Show simple item record

dc.contributor.authorWalsh, J.L.
dc.contributor.authorBarth, A.
dc.contributor.authorSarzi, M.
dc.date.accessioned2010-10-19T14:55:04Z
dc.date.available2010-10-19T14:55:04Z
dc.date.issued2010
dc.identifier.citationWalsh , J L , Barth , A & Sarzi , M 2010 , ' The supermassive black hole in M84 revisited ' , The Astrophysical journal , vol. 721 , no. 1 , pp. 762-776 . https://doi.org/10.1088/0004-637X/721/1/762
dc.identifier.issn0004-637X
dc.identifier.otherPURE: 181166
dc.identifier.otherPURE UUID: 0ece8bfa-6a5d-499d-8e39-33526c08ff8c
dc.identifier.otherdspace: 2299/4905
dc.identifier.otherScopus: 78149247505
dc.identifier.urihttp://hdl.handle.net/2299/4905
dc.descriptionOriginal article can be found at: http://iopscience.iop.org/0004-637X/ Copyright American Astronomical Society [Full text of this paper is not available in the UHRA]
dc.description.abstractThe mass of the central black hole in the giant elliptical galaxy M84 has previously been measured by two groups using the same observations of emission-line gas with the Space Telescope Imaging Spectrograph (STIS) on the Hubble Space Telescope, giving strongly discrepant results: Bower et al. found M BH = (1.5+1.1 –0.6) × 109 M , while Maciejewski & Binney estimated M BH = 4 × 108 M . In order to resolve this discrepancy, we have performed new measurements of the gas kinematics in M84 from the same archival data and carried out comprehensive gas-dynamical modeling for the emission-line disk within ~70 pc from the nucleus.
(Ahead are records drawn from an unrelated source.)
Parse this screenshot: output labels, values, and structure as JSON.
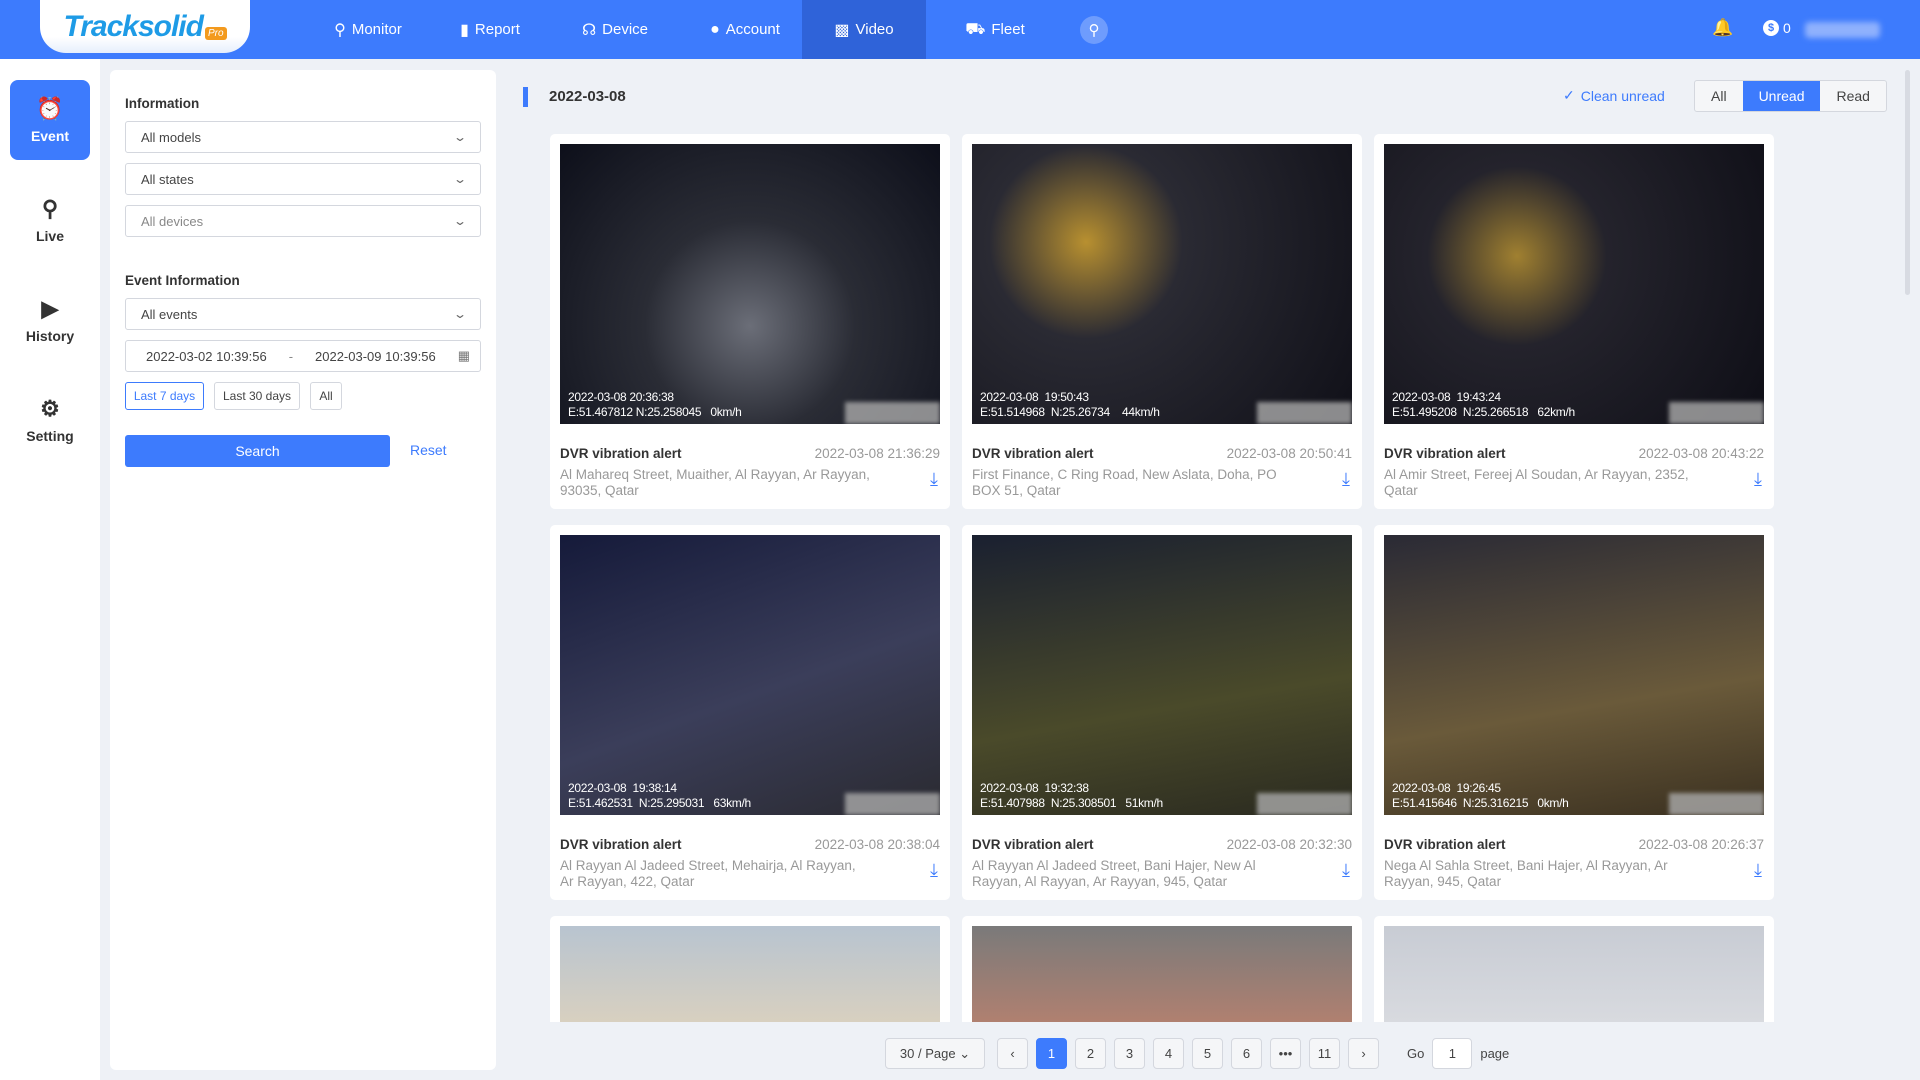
{
  "header": {
    "logo": "Tracksolid",
    "logo_badge": "Pro",
    "nav": [
      {
        "label": "Monitor",
        "icon": "pin-icon"
      },
      {
        "label": "Report",
        "icon": "chart-icon"
      },
      {
        "label": "Device",
        "icon": "device-icon"
      },
      {
        "label": "Account",
        "icon": "user-icon"
      },
      {
        "label": "Video",
        "icon": "video-icon",
        "active": true
      },
      {
        "label": "Fleet",
        "icon": "car-icon"
      }
    ],
    "balance": "0"
  },
  "sidebar": {
    "items": [
      {
        "label": "Event",
        "active": true
      },
      {
        "label": "Live"
      },
      {
        "label": "History"
      },
      {
        "label": "Setting"
      }
    ]
  },
  "filter": {
    "info_title": "Information",
    "models": "All models",
    "states": "All states",
    "devices": "All devices",
    "event_title": "Event Information",
    "events": "All events",
    "start": "2022-03-02 10:39:56",
    "sep": "-",
    "end": "2022-03-09 10:39:56",
    "quick": [
      "Last 7 days",
      "Last 30 days",
      "All"
    ],
    "search": "Search",
    "reset": "Reset"
  },
  "main": {
    "date": "2022-03-08",
    "clean_unread": "Clean unread",
    "tabs": [
      "All",
      "Unread",
      "Read"
    ],
    "active_tab": "Unread",
    "cards": [
      {
        "title": "DVR vibration alert",
        "time": "2022-03-08 21:36:29",
        "address": "Al Mahareq Street, Muaither, Al Rayyan, Ar Rayyan, 93035, Qatar",
        "overlay": "2022-03-08 20:36:38\nE:51.467812 N:25.258045   0km/h"
      },
      {
        "title": "DVR vibration alert",
        "time": "2022-03-08 20:50:41",
        "address": "First Finance, C Ring Road, New Aslata, Doha, PO BOX 51, Qatar",
        "overlay": "2022-03-08  19:50:43\nE:51.514968  N:25.26734    44km/h"
      },
      {
        "title": "DVR vibration alert",
        "time": "2022-03-08 20:43:22",
        "address": "Al Amir Street, Fereej Al Soudan, Ar Rayyan, 2352, Qatar",
        "overlay": "2022-03-08  19:43:24\nE:51.495208  N:25.266518   62km/h"
      },
      {
        "title": "DVR vibration alert",
        "time": "2022-03-08 20:38:04",
        "address": "Al Rayyan Al Jadeed Street, Mehairja, Al Rayyan, Ar Rayyan, 422, Qatar",
        "overlay": "2022-03-08  19:38:14\nE:51.462531  N:25.295031   63km/h"
      },
      {
        "title": "DVR vibration alert",
        "time": "2022-03-08 20:32:30",
        "address": "Al Rayyan Al Jadeed Street, Bani Hajer, New Al Rayyan, Al Rayyan, Ar Rayyan, 945, Qatar",
        "overlay": "2022-03-08  19:32:38\nE:51.407988  N:25.308501   51km/h"
      },
      {
        "title": "DVR vibration alert",
        "time": "2022-03-08 20:26:37",
        "address": "Nega Al Sahla Street, Bani Hajer, Al Rayyan, Ar Rayyan, 945, Qatar",
        "overlay": "2022-03-08  19:26:45\nE:51.415646  N:25.316215   0km/h"
      },
      {
        "title": "",
        "time": "",
        "address": "",
        "overlay": ""
      },
      {
        "title": "",
        "time": "",
        "address": "",
        "overlay": ""
      },
      {
        "title": "",
        "time": "",
        "address": "",
        "overlay": ""
      }
    ]
  },
  "pagination": {
    "page_size": "30 / Page",
    "pages": [
      "1",
      "2",
      "3",
      "4",
      "5",
      "6",
      "•••",
      "11"
    ],
    "current": "1",
    "go_label": "Go",
    "go_value": "1",
    "page_label": "page"
  }
}
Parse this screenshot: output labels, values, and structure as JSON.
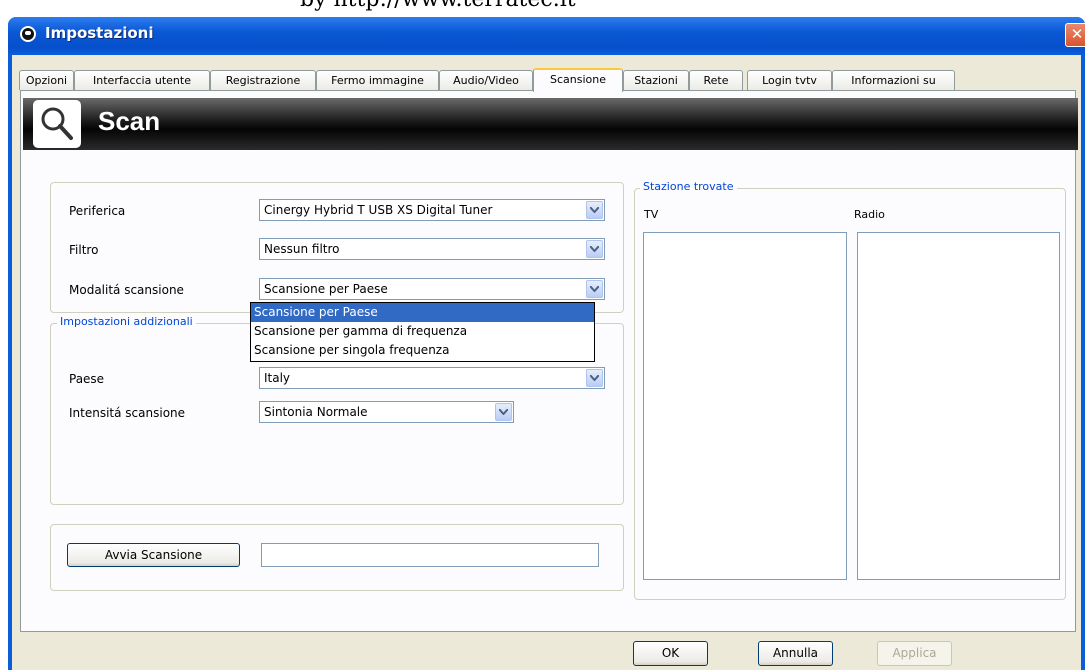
{
  "watermark": "by http://www.terratec.it",
  "window": {
    "title": "Impostazioni",
    "close_label": "✕"
  },
  "tabs": [
    {
      "label": "Opzioni"
    },
    {
      "label": "Interfaccia utente"
    },
    {
      "label": "Registrazione"
    },
    {
      "label": "Fermo immagine"
    },
    {
      "label": "Audio/Video"
    },
    {
      "label": "Scansione",
      "active": true
    },
    {
      "label": "Stazioni"
    },
    {
      "label": "Rete"
    },
    {
      "label": "Login tvtv"
    },
    {
      "label": "Informazioni su"
    }
  ],
  "banner": {
    "title": "Scan",
    "icon": "magnifier-icon"
  },
  "device_settings": {
    "periferica_label": "Periferica",
    "periferica_value": "Cinergy Hybrid T USB XS Digital Tuner",
    "filtro_label": "Filtro",
    "filtro_value": "Nessun filtro",
    "modalita_label": "Modalitá scansione",
    "modalita_value": "Scansione per Paese",
    "modalita_options": [
      "Scansione per Paese",
      "Scansione per gamma di frequenza",
      "Scansione per singola frequenza"
    ]
  },
  "additional": {
    "group_label": "Impostazioni addizionali",
    "paese_label": "Paese",
    "paese_value": "Italy",
    "intensita_label": "Intensitá scansione",
    "intensita_value": "Sintonia Normale"
  },
  "scan": {
    "button_label": "Avvia Scansione",
    "status_value": ""
  },
  "stations": {
    "group_label": "Stazione trovate",
    "tv_label": "TV",
    "radio_label": "Radio"
  },
  "footer": {
    "ok_label": "OK",
    "cancel_label": "Annulla",
    "apply_label": "Applica"
  },
  "colors": {
    "titlebar": "#0a57d4",
    "selection": "#316ac5",
    "group_label": "#0046d5",
    "active_tab_top": "#ffc83c"
  }
}
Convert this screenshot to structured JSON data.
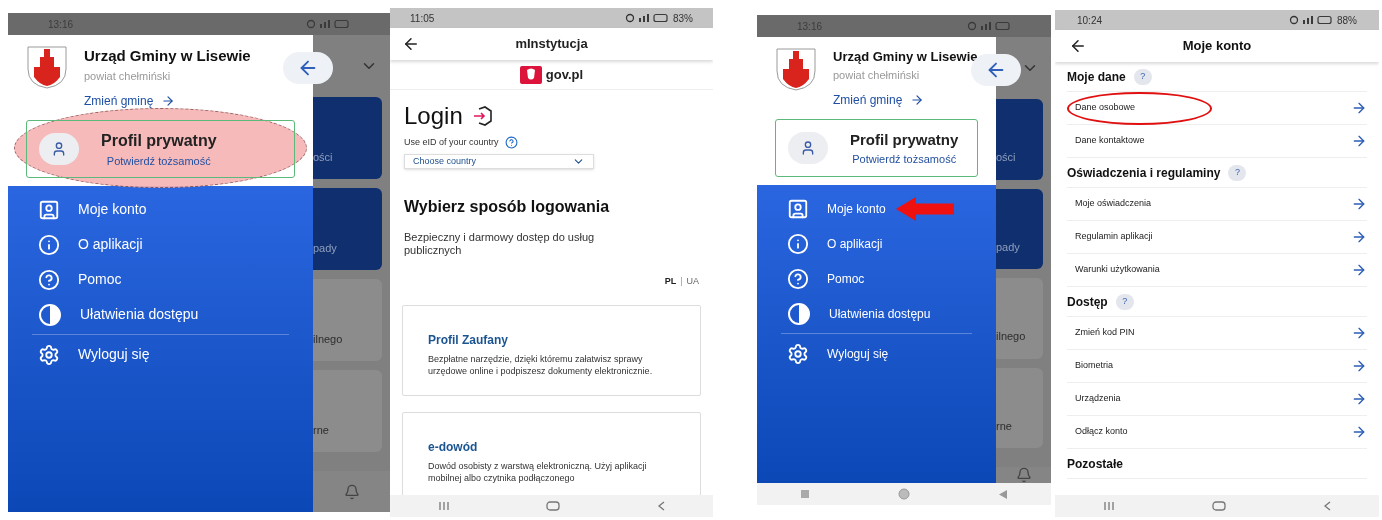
{
  "screens": [
    {
      "kind": "drawer",
      "status_time": "13:16",
      "municipality": "Urząd Gminy w Lisewie",
      "county": "powiat chełmiński",
      "change_link": "Zmień gminę",
      "profile": {
        "title": "Profil prywatny",
        "subtitle": "Potwierdź tożsamość",
        "highlighted": true
      },
      "menu": [
        {
          "label": "Moje konto",
          "pointed": false
        },
        {
          "label": "O aplikacji",
          "pointed": false
        },
        {
          "label": "Pomoc",
          "pointed": false
        },
        {
          "label": "Ułatwienia dostępu",
          "pointed": false
        },
        {
          "label": "Wyloguj się",
          "pointed": false
        }
      ],
      "background_tiles": [
        "ości",
        "pady",
        "ilnego",
        "rne"
      ]
    },
    {
      "kind": "login",
      "status_time": "11:05",
      "battery": "83%",
      "title": "mInstytucja",
      "brand": "gov.pl",
      "heading": "Login",
      "eid_label": "Use eID of your country",
      "country_select": {
        "placeholder": "Choose country"
      },
      "section_title": "Wybierz sposób logowania",
      "section_text": "Bezpieczny i darmowy dostęp do usług publicznych",
      "languages": [
        {
          "label": "PL",
          "selected": true
        },
        {
          "label": "UA",
          "selected": false
        }
      ],
      "language_separator": "|",
      "methods": [
        {
          "title": "Profil Zaufany",
          "text": "Bezpłatne narzędzie, dzięki któremu załatwisz sprawy urzędowe online i podpiszesz dokumenty elektronicznie."
        },
        {
          "title": "e-dowód",
          "text": "Dowód osobisty z warstwą elektroniczną. Użyj aplikacji mobilnej albo czytnika podłączonego"
        }
      ]
    },
    {
      "kind": "drawer",
      "status_time": "13:16",
      "municipality": "Urząd Gminy w Lisewie",
      "county": "powiat chełmiński",
      "change_link": "Zmień gminę",
      "profile": {
        "title": "Profil prywatny",
        "subtitle": "Potwierdź tożsamość",
        "highlighted": false
      },
      "menu": [
        {
          "label": "Moje konto",
          "pointed": true
        },
        {
          "label": "O aplikacji",
          "pointed": false
        },
        {
          "label": "Pomoc",
          "pointed": false
        },
        {
          "label": "Ułatwienia dostępu",
          "pointed": false
        },
        {
          "label": "Wyloguj się",
          "pointed": false
        }
      ],
      "background_tiles": [
        "ości",
        "pady",
        "ilnego",
        "rne"
      ]
    },
    {
      "kind": "account",
      "status_time": "10:24",
      "battery": "88%",
      "title": "Moje konto",
      "sections": [
        {
          "title": "Moje dane",
          "help_badge": "?",
          "rows": [
            {
              "label": "Dane osobowe",
              "circled": true
            },
            {
              "label": "Dane kontaktowe",
              "circled": false
            }
          ]
        },
        {
          "title": "Oświadczenia i regulaminy",
          "help_badge": "?",
          "rows": [
            {
              "label": "Moje oświadczenia",
              "circled": false
            },
            {
              "label": "Regulamin aplikacji",
              "circled": false
            },
            {
              "label": "Warunki użytkowania",
              "circled": false
            }
          ]
        },
        {
          "title": "Dostęp",
          "help_badge": "?",
          "rows": [
            {
              "label": "Zmień kod PIN",
              "circled": false
            },
            {
              "label": "Biometria",
              "circled": false
            },
            {
              "label": "Urządzenia",
              "circled": false
            },
            {
              "label": "Odłącz konto",
              "circled": false
            }
          ]
        },
        {
          "title": "Pozostałe"
        }
      ]
    }
  ]
}
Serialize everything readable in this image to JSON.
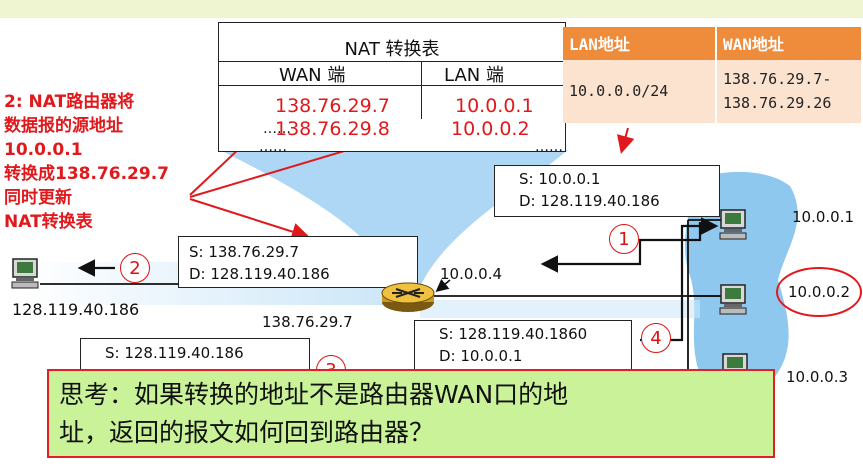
{
  "colors": {
    "accent_red": "#e0191c",
    "lan_blue": "#8ec8ee",
    "table_header": "#ef8c3c",
    "table_body": "#fce3d0",
    "think_bg": "#c9f299"
  },
  "nat_table": {
    "title": "NAT 转换表",
    "col_wan": "WAN 端",
    "col_lan": "LAN 端",
    "rows": [
      {
        "wan": "138.76.29.7",
        "lan": "10.0.0.1"
      },
      {
        "wan": "138.76.29.8",
        "lan": "10.0.0.2"
      }
    ],
    "ellipsis": "……"
  },
  "lan_wan_table": {
    "header_lan": "LAN地址",
    "header_wan": "WAN地址",
    "lan_value": "10.0.0.0/24",
    "wan_value_1": "138.76.29.7-",
    "wan_value_2": "138.76.29.26"
  },
  "annotation": {
    "line1": "2: NAT路由器将",
    "line2": "数据报的源地址",
    "line3": "10.0.0.1",
    "line4": "转换成138.76.29.7",
    "line5": "同时更新",
    "line6": "NAT转换表"
  },
  "packets": {
    "p1": {
      "src": "S: 10.0.0.1",
      "dst": "D: 128.119.40.186"
    },
    "p2": {
      "src": "S: 138.76.29.7",
      "dst": "D: 128.119.40.186"
    },
    "p3": {
      "src": "S: 128.119.40.186"
    },
    "p4": {
      "src": "S: 128.119.40.1860",
      "dst": "D: 10.0.0.1"
    }
  },
  "steps": {
    "s1": "1",
    "s2": "2",
    "s3": "3",
    "s4": "4"
  },
  "addresses": {
    "remote_host": "128.119.40.186",
    "router_wan": "138.76.29.7",
    "router_lan": "10.0.0.4",
    "host1": "10.0.0.1",
    "host2": "10.0.0.2",
    "host3": "10.0.0.3"
  },
  "question": {
    "line1": "思考：如果转换的地址不是路由器WAN口的地",
    "line2": "址，返回的报文如何回到路由器？"
  }
}
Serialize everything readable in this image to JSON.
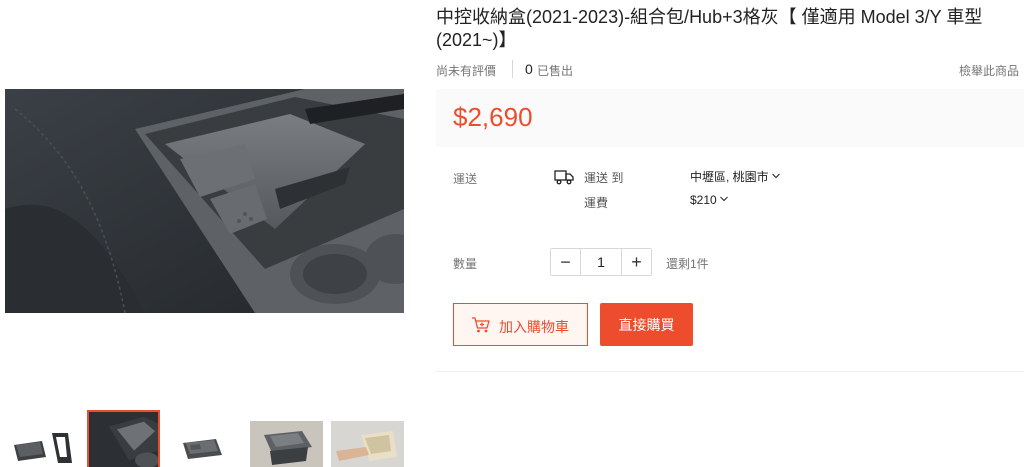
{
  "product": {
    "title": "中控收納盒(2021-2023)-組合包/Hub+3格灰【 僅適用 Model 3/Y 車型 (2021~)】",
    "no_rating": "尚未有評價",
    "sold_count": "0",
    "sold_label": "已售出",
    "report_label": "檢舉此商品",
    "price": "$2,690"
  },
  "shipping": {
    "label": "運送",
    "to_label": "運送 到",
    "location": "中壢區, 桃園市",
    "fee_label": "運費",
    "fee_value": "$210"
  },
  "quantity": {
    "label": "數量",
    "value": "1",
    "minus": "−",
    "plus": "+",
    "stock": "還剩1件"
  },
  "actions": {
    "add_to_cart": "加入購物車",
    "buy_now": "直接購買"
  },
  "gallery": {
    "selected_index": 1,
    "thumb_count": 5
  },
  "colors": {
    "accent": "#ee4d2d",
    "price_bg": "#fafafa",
    "cart_bg": "#fff5f1"
  }
}
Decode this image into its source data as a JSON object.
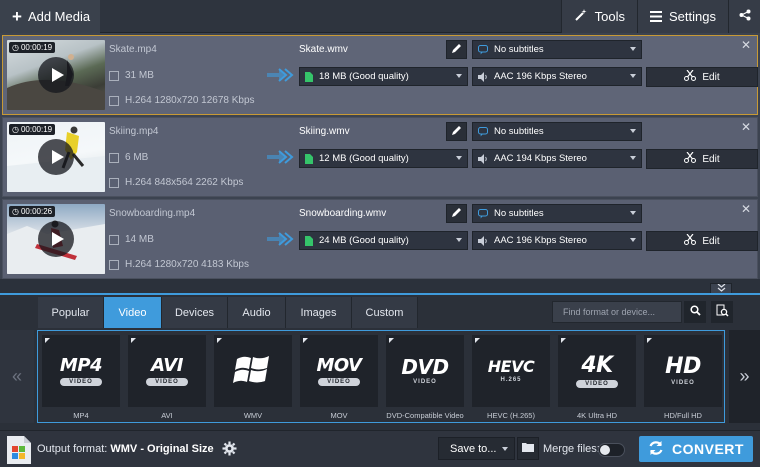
{
  "topbar": {
    "add_media": "Add Media",
    "tools": "Tools",
    "settings": "Settings"
  },
  "files": [
    {
      "duration": "00:00:19",
      "source_name": "Skate.mp4",
      "source_size": "31 MB",
      "source_info": "H.264 1280x720 12678 Kbps",
      "output_name": "Skate.wmv",
      "output_size": "18 MB (Good quality)",
      "subtitles": "No subtitles",
      "audio": "AAC 196 Kbps Stereo",
      "edit": "Edit",
      "selected": true
    },
    {
      "duration": "00:00:19",
      "source_name": "Skiing.mp4",
      "source_size": "6 MB",
      "source_info": "H.264 848x564 2262 Kbps",
      "output_name": "Skiing.wmv",
      "output_size": "12 MB (Good quality)",
      "subtitles": "No subtitles",
      "audio": "AAC 194 Kbps Stereo",
      "edit": "Edit",
      "selected": false
    },
    {
      "duration": "00:00:26",
      "source_name": "Snowboarding.mp4",
      "source_size": "14 MB",
      "source_info": "H.264 1280x720 4183 Kbps",
      "output_name": "Snowboarding.wmv",
      "output_size": "24 MB (Good quality)",
      "subtitles": "No subtitles",
      "audio": "AAC 196 Kbps Stereo",
      "edit": "Edit",
      "selected": false
    }
  ],
  "tabs": [
    {
      "label": "Popular",
      "active": false
    },
    {
      "label": "Video",
      "active": true
    },
    {
      "label": "Devices",
      "active": false
    },
    {
      "label": "Audio",
      "active": false
    },
    {
      "label": "Images",
      "active": false
    },
    {
      "label": "Custom",
      "active": false
    }
  ],
  "search": {
    "placeholder": "Find format or device..."
  },
  "formats": [
    {
      "logo": "MP4",
      "badge": "VIDEO",
      "label": "MP4"
    },
    {
      "logo": "AVI",
      "badge": "VIDEO",
      "label": "AVI"
    },
    {
      "logo": "",
      "badge": "",
      "label": "WMV"
    },
    {
      "logo": "MOV",
      "badge": "VIDEO",
      "label": "MOV"
    },
    {
      "logo": "DVD",
      "badge": "VIDEO",
      "label": "DVD-Compatible Video"
    },
    {
      "logo": "HEVC",
      "badge": "H.265",
      "label": "HEVC (H.265)"
    },
    {
      "logo": "4K",
      "badge": "VIDEO",
      "label": "4K Ultra HD"
    },
    {
      "logo": "HD",
      "badge": "VIDEO",
      "label": "HD/Full HD"
    }
  ],
  "nav": {
    "prev": "«",
    "next": "»"
  },
  "bottom": {
    "output_label": "Output format:",
    "output_format": "WMV - Original Size",
    "save_to": "Save to...",
    "merge_files": "Merge files:",
    "convert": "CONVERT"
  },
  "colors": {
    "accent": "#3f9bdc",
    "selected_border": "#c89a35",
    "arrow": "#3f9bdc",
    "file_icon": "#35c46a"
  }
}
In comparison with the two previous studies of M84, our analysis includes a more complete treatment of the propagation of emission-line profiles through the telescope and STIS optics, as well as inclusion of the effects of an intrinsic velocity dispersion in the emission-line disk. We find that an intrinsic velocity dispersion is needed in order to match the observed line widths, and we calculate gas-dynamical models both with and without a correction for asymmetric drift. Including the effect of asymmetric drift improves the model fit to the observed velocity field. Our best-fitting model with asymmetric drift gives M BH = (8.5+0.9 –0.8) × 108 M (68% confidence). This is a factor of ~2 smaller than the mass often adopted in studies of the M BH-σ and M BH-L relationships. Our result provides a firmer basis for the inclusion of M84 in the correlations between black hole mass and host galaxy properties. [see original online version for correct notation]en
dc.language.isoeng
dc.relation.ispartofThe Astrophysical journal
dc.titleThe supermassive black hole in M84 revisiteden
dc.contributor.institutionSchool of Physics, Astronomy and Mathematics
dc.description.statusPeer reviewed
dc.relation.schoolSchool of Physics, Astronomy and Mathematics
dcterms.dateAccepted2010
rioxxterms.versionofrecordhttps://doi.org/10.1088/0004-637X/721/1/762
rioxxterms.typeJournal Article/Review
herts.preservation.rarelyaccessedtrue


Files in this item

FilesSizeFormatView

There are no files associated with this item.

This item appears in the following Collection(s)

Show simple item record